== Segment start ==

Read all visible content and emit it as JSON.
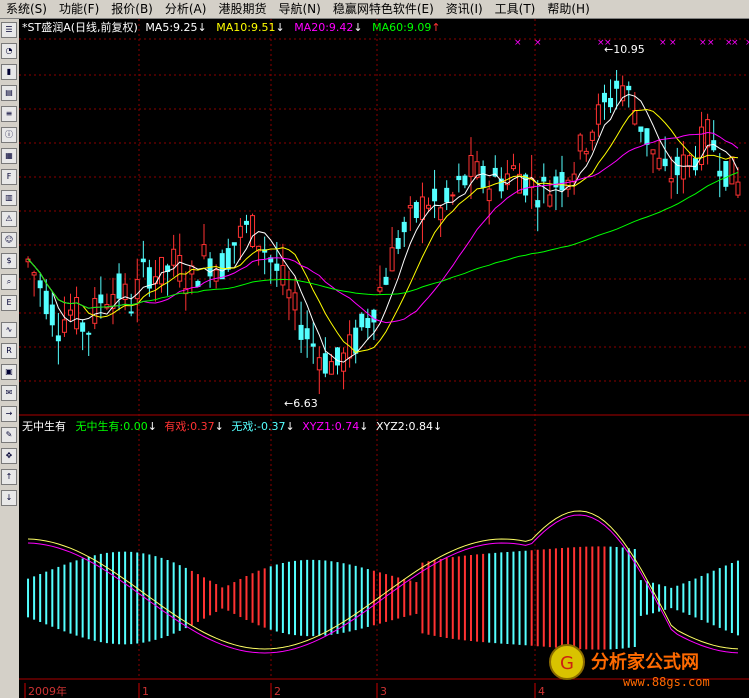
{
  "menu": [
    {
      "label": "系统(S)",
      "key": "sys"
    },
    {
      "label": "功能(F)",
      "key": "func"
    },
    {
      "label": "报价(B)",
      "key": "quote"
    },
    {
      "label": "分析(A)",
      "key": "analysis"
    },
    {
      "label": "港股期货",
      "key": "hk"
    },
    {
      "label": "导航(N)",
      "key": "nav"
    },
    {
      "label": "稳赢网特色软件(E)",
      "key": "special"
    },
    {
      "label": "资讯(I)",
      "key": "info"
    },
    {
      "label": "工具(T)",
      "key": "tools"
    },
    {
      "label": "帮助(H)",
      "key": "help"
    }
  ],
  "toolbar": [
    "quote-list-icon",
    "minute-chart-icon",
    "kline-chart-icon",
    "bar-chart-icon",
    "depth-icon",
    "info-icon",
    "report-icon",
    "f10-icon",
    "tick-icon",
    "signal-icon",
    "users-icon",
    "fund-icon",
    "search-icon",
    "etf-icon",
    "wave-icon",
    "rst-icon",
    "calc-icon",
    "news-icon",
    "exit-icon",
    "pen-icon",
    "move-icon",
    "up-arrow-icon",
    "down-arrow-icon"
  ],
  "main_legend": {
    "title": "*ST盛润A(日线,前复权)",
    "ma5": "MA5:9.25",
    "ma10": "MA10:9.51",
    "ma20": "MA20:9.42",
    "ma60": "MA60:9.09"
  },
  "annotations": {
    "high": "10.95",
    "low": "6.63"
  },
  "indicator_legend": {
    "name": "无中生有",
    "v1": "无中生有:0.00",
    "v2": "有戏:0.37",
    "v3": "无戏:-0.37",
    "v4": "XYZ1:0.74",
    "v5": "XYZ2:0.84"
  },
  "xaxis": {
    "labels": [
      "2009年",
      "1",
      "2",
      "3",
      "4"
    ]
  },
  "watermark": {
    "text": "分析家公式网",
    "url": "www.88gs.com"
  },
  "colors": {
    "up": "#ff3232",
    "down": "#54ffff",
    "ma5": "#ffffff",
    "ma10": "#ffff00",
    "ma20": "#ff00ff",
    "ma60": "#00ff00",
    "grid": "#8b0000"
  },
  "chart_data": {
    "type": "candlestick",
    "candles_approx_close": [
      8.3,
      7.9,
      7.4,
      7.6,
      7.3,
      7.8,
      7.9,
      7.7,
      8.2,
      8.1,
      8.3,
      8.0,
      8.4,
      8.2,
      8.6,
      8.8,
      8.5,
      8.1,
      7.6,
      7.2,
      6.9,
      6.8,
      7.1,
      7.5,
      8.0,
      8.6,
      8.9,
      9.2,
      9.0,
      9.3,
      9.6,
      9.4,
      9.5,
      9.6,
      9.4,
      9.3,
      9.5,
      9.7,
      10.2,
      10.5,
      10.9,
      10.5,
      10.0,
      9.5,
      9.6,
      9.8,
      10.1,
      9.7,
      9.4
    ],
    "price_range": [
      6.5,
      11.2
    ]
  }
}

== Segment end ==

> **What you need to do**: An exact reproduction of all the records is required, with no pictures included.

> **Solution**:
Read all visible content and emit it as JSON.
{
  "menu": [
    {
      "label": "系统(S)",
      "key": "sys"
    },
    {
      "label": "功能(F)",
      "key": "func"
    },
    {
      "label": "报价(B)",
      "key": "quote"
    },
    {
      "label": "分析(A)",
      "key": "analysis"
    },
    {
      "label": "港股期货",
      "key": "hk"
    },
    {
      "label": "导航(N)",
      "key": "nav"
    },
    {
      "label": "稳赢网特色软件(E)",
      "key": "special"
    },
    {
      "label": "资讯(I)",
      "key": "info"
    },
    {
      "label": "工具(T)",
      "key": "tools"
    },
    {
      "label": "帮助(H)",
      "key": "help"
    }
  ],
  "toolbar": [
    "quote-list-icon",
    "minute-chart-icon",
    "kline-chart-icon",
    "bar-chart-icon",
    "depth-icon",
    "info-icon",
    "report-icon",
    "f10-icon",
    "tick-icon",
    "signal-icon",
    "users-icon",
    "fund-icon",
    "search-icon",
    "etf-icon",
    "wave-icon",
    "rst-icon",
    "calc-icon",
    "news-icon",
    "exit-icon",
    "pen-icon",
    "move-icon",
    "up-arrow-icon",
    "down-arrow-icon"
  ],
  "main_legend": {
    "title": "*ST盛润A(日线,前复权)",
    "ma5": "MA5:9.25",
    "ma10": "MA10:9.51",
    "ma20": "MA20:9.42",
    "ma60": "MA60:9.09"
  },
  "annotations": {
    "high": "10.95",
    "low": "6.63"
  },
  "indicator_legend": {
    "name": "无中生有",
    "v1": "无中生有:0.00",
    "v2": "有戏:0.37",
    "v3": "无戏:-0.37",
    "v4": "XYZ1:0.74",
    "v5": "XYZ2:0.84"
  },
  "xaxis": {
    "labels": [
      "2009年",
      "1",
      "2",
      "3",
      "4"
    ]
  },
  "watermark": {
    "text": "分析家公式网",
    "url": "www.88gs.com"
  },
  "colors": {
    "up": "#ff3232",
    "down": "#54ffff",
    "ma5": "#ffffff",
    "ma10": "#ffff00",
    "ma20": "#ff00ff",
    "ma60": "#00ff00",
    "grid": "#8b0000"
  },
  "chart_data": {
    "type": "candlestick",
    "candles_approx_close": [
      8.3,
      7.9,
      7.4,
      7.6,
      7.3,
      7.8,
      7.9,
      7.7,
      8.2,
      8.1,
      8.3,
      8.0,
      8.4,
      8.2,
      8.6,
      8.8,
      8.5,
      8.1,
      7.6,
      7.2,
      6.9,
      6.8,
      7.1,
      7.5,
      8.0,
      8.6,
      8.9,
      9.2,
      9.0,
      9.3,
      9.6,
      9.4,
      9.5,
      9.6,
      9.4,
      9.3,
      9.5,
      9.7,
      10.2,
      10.5,
      10.9,
      10.5,
      10.0,
      9.5,
      9.6,
      9.8,
      10.1,
      9.7,
      9.4
    ],
    "price_range": [
      6.5,
      11.2
    ]
  }
}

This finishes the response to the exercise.